Editors: Margaret J. Pitts and Thomas J. Socha
Publisher: Peter Lang
Price: £86.00 and £23.00
ISBN: 9781433114465 and 14458
Much has already been written about the efficacy of communication in a healthcare setting to improve satisfaction for both patients and healthcare workers, boost health outcomes and reduce litigation around malpractice; but this book presents us with a different view of communication that suggests that positive communication can be a therapeutic tool in itself.
Positive communication goes beyond the notion that effective communication is a neutral process. It suggests that positive communication can bring about happiness, health and well-being
This volume considers the effects of communication on the individual, the group and the institution in which it is practised to give a many-layered perspective and to offer another dimension to the topic by focusing our attention on what works well, rather than on what does not. The editors propose that we recognise the positive emotions, characteristics and experiences in a person instead of concentrating solely on their illness or difficulties - in other words, the negatives in their lives.
The notion of positive communication emerges from the theoretical stable of “positive psychology” that began in the US in the 1990s. The goal of positive communication is, as this book describes it, to “inspire people to achieve higher moments, greater good and to act selflessly”. I must admit that I began reading Positive Communication in Health and Wellness with a particularly cynical eye, but I warmed to the topic and found it to be a refreshing and inspiring read. An alternative title for the book could easily be In Pursuit of Happiness, for positive communication goes beyond the notion that effective communication is a neutral process that acts as a conduit for building relationships or for giving or gathering information, to suggest that positive communication can bring about happiness, health and well-being in a range of settings.
The editors bring together chapters by a range of authors that look at such diverse topics as communication with children with mental health issues; recovering alcoholics and women with breast cancer; relationships between friends and loved ones; end-of-life issues; conversations in emergency medicine; and the benefits of positive communication in journalism and education.
All are evidence-based and well-grounded in the literature, albeit quite US focused.
I particularly enjoyed reading about the use of humour in the healthcare setting, and about end-of-life conversations.
Who is it for?
This book would appeal to communication students, teachers, academics and researchers as well as healthcare students and practitioners.
The text is dense in places and the writing uses a lot of value-laden language. However, in the main it provides a good splicing- together of a range of ideas, concepts and research results that are interesting and informative.

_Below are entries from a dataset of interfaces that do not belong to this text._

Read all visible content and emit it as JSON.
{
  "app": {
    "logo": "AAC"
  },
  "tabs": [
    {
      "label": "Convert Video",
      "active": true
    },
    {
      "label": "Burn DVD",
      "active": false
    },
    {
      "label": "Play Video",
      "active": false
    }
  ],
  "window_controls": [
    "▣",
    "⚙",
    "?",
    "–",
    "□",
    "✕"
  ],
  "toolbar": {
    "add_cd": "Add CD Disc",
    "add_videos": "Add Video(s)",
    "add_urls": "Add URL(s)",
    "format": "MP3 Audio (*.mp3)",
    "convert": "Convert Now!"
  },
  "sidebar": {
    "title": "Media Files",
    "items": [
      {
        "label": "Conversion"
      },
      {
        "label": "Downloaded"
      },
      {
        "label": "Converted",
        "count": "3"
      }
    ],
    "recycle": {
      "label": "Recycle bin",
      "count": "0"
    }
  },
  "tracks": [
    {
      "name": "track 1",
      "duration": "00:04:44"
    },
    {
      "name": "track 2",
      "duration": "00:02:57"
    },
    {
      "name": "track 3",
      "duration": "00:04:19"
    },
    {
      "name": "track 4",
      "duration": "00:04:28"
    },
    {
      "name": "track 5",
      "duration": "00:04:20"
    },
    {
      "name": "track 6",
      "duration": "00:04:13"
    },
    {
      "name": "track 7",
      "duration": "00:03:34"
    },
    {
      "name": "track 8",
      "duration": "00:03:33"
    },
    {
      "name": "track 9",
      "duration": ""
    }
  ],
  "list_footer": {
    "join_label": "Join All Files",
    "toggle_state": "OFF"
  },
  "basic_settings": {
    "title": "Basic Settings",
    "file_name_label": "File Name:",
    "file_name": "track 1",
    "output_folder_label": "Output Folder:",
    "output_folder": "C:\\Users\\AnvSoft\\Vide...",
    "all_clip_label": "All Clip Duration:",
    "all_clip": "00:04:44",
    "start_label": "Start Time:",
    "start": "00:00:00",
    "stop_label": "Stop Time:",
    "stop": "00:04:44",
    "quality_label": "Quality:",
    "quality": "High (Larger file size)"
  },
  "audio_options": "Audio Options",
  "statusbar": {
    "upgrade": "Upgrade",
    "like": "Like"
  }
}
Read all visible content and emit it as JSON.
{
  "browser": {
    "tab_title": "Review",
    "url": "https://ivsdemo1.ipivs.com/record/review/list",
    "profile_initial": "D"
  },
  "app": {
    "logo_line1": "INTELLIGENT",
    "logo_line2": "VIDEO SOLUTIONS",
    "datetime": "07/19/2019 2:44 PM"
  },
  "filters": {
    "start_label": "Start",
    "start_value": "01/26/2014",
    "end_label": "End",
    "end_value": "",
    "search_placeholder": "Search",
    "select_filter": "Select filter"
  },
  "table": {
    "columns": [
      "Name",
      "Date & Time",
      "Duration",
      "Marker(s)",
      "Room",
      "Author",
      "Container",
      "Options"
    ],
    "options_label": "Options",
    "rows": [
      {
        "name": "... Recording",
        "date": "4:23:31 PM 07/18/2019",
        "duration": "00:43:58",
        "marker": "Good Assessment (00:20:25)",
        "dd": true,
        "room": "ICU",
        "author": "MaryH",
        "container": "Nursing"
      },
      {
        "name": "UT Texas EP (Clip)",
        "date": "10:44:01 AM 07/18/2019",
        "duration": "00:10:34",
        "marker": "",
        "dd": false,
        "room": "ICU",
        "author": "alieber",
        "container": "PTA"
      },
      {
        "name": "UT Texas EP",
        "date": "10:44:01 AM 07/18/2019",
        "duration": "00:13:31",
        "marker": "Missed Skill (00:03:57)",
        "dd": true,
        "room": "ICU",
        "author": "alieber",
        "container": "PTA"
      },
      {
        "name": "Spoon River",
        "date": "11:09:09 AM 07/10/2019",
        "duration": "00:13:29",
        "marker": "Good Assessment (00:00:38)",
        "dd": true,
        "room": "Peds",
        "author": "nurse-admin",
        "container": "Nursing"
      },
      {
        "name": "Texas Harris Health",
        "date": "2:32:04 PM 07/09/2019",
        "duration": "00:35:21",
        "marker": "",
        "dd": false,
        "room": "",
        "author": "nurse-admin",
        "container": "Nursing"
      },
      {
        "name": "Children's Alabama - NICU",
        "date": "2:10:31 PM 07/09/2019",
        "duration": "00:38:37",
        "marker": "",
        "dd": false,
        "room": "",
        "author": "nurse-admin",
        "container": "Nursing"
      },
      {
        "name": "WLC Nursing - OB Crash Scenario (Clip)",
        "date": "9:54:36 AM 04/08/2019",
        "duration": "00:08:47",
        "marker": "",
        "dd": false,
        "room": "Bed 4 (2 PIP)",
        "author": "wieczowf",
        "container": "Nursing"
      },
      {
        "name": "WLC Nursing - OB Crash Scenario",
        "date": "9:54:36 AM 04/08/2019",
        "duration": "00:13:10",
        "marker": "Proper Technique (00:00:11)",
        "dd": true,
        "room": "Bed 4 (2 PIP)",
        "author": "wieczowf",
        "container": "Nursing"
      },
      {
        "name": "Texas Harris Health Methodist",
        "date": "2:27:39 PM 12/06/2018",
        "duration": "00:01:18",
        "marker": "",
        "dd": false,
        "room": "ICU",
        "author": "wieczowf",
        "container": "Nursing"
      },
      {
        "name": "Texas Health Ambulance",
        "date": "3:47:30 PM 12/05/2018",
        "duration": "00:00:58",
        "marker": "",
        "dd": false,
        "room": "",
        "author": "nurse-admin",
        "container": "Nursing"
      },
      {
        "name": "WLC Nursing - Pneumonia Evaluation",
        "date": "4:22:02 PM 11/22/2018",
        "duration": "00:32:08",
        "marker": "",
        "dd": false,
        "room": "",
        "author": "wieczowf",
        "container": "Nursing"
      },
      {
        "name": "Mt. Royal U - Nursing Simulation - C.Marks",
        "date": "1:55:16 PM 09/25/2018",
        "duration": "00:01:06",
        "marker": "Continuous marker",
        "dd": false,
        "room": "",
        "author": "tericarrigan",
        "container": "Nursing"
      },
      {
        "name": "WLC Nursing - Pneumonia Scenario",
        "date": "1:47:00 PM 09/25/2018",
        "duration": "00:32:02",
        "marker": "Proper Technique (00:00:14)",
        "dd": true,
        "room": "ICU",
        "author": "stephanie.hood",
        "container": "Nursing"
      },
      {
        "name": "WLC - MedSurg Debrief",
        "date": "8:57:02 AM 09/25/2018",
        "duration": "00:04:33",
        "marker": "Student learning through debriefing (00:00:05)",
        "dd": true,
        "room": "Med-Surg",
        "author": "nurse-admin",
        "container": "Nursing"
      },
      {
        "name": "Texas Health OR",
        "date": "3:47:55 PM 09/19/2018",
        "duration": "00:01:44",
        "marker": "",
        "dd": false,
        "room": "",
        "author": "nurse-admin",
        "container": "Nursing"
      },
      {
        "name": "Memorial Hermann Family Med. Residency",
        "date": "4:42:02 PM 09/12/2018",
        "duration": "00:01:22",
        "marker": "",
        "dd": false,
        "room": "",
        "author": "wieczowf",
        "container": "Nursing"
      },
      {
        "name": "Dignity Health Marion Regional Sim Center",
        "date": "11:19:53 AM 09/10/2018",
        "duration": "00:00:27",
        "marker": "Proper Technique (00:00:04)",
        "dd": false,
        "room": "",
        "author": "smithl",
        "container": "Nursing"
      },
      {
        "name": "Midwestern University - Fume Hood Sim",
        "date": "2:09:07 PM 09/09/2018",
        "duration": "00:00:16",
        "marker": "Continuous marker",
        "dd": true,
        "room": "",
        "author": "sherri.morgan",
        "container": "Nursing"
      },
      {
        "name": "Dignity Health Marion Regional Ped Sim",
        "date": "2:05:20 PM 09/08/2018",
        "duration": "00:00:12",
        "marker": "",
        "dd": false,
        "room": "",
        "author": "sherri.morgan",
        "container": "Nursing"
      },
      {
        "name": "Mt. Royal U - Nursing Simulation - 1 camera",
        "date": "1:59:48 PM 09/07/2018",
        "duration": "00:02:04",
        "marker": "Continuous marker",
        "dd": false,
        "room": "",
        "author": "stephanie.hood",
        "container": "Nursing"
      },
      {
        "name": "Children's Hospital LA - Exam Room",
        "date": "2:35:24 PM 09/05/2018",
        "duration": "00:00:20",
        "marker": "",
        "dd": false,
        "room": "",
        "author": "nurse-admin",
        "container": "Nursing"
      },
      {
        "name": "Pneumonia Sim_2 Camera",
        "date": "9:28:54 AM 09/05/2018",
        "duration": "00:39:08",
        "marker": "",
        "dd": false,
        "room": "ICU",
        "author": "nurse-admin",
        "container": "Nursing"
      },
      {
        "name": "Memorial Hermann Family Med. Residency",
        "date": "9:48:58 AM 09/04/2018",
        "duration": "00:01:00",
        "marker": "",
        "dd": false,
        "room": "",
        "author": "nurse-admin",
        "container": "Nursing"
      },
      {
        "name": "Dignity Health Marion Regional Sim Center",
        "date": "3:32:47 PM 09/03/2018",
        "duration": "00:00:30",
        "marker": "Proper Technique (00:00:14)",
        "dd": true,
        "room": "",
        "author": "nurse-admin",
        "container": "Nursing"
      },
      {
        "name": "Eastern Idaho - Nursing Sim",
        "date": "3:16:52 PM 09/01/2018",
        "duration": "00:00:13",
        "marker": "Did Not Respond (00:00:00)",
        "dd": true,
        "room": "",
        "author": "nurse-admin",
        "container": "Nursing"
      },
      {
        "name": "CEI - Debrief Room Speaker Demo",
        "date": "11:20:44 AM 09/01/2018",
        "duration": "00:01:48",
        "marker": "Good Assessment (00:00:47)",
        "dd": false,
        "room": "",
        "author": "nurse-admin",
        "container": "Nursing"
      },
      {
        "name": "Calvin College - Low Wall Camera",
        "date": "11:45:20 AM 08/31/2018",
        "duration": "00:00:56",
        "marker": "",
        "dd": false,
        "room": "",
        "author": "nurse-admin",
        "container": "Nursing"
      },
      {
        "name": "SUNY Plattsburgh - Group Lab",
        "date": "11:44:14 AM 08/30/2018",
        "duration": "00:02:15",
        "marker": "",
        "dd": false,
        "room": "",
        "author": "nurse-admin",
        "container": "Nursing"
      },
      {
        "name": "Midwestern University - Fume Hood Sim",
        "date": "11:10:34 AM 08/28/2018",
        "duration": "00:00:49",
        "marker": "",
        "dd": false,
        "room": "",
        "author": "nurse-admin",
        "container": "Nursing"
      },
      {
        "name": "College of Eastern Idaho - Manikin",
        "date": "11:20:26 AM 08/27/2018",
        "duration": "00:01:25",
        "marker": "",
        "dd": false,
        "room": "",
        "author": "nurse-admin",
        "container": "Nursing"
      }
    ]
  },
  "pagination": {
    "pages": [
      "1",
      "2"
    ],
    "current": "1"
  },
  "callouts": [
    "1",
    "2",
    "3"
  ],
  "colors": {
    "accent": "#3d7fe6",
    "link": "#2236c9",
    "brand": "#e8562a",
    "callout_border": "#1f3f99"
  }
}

Would you recommend it?
Yes, to those who would like to explore another perspective in an area of communication that is expanding.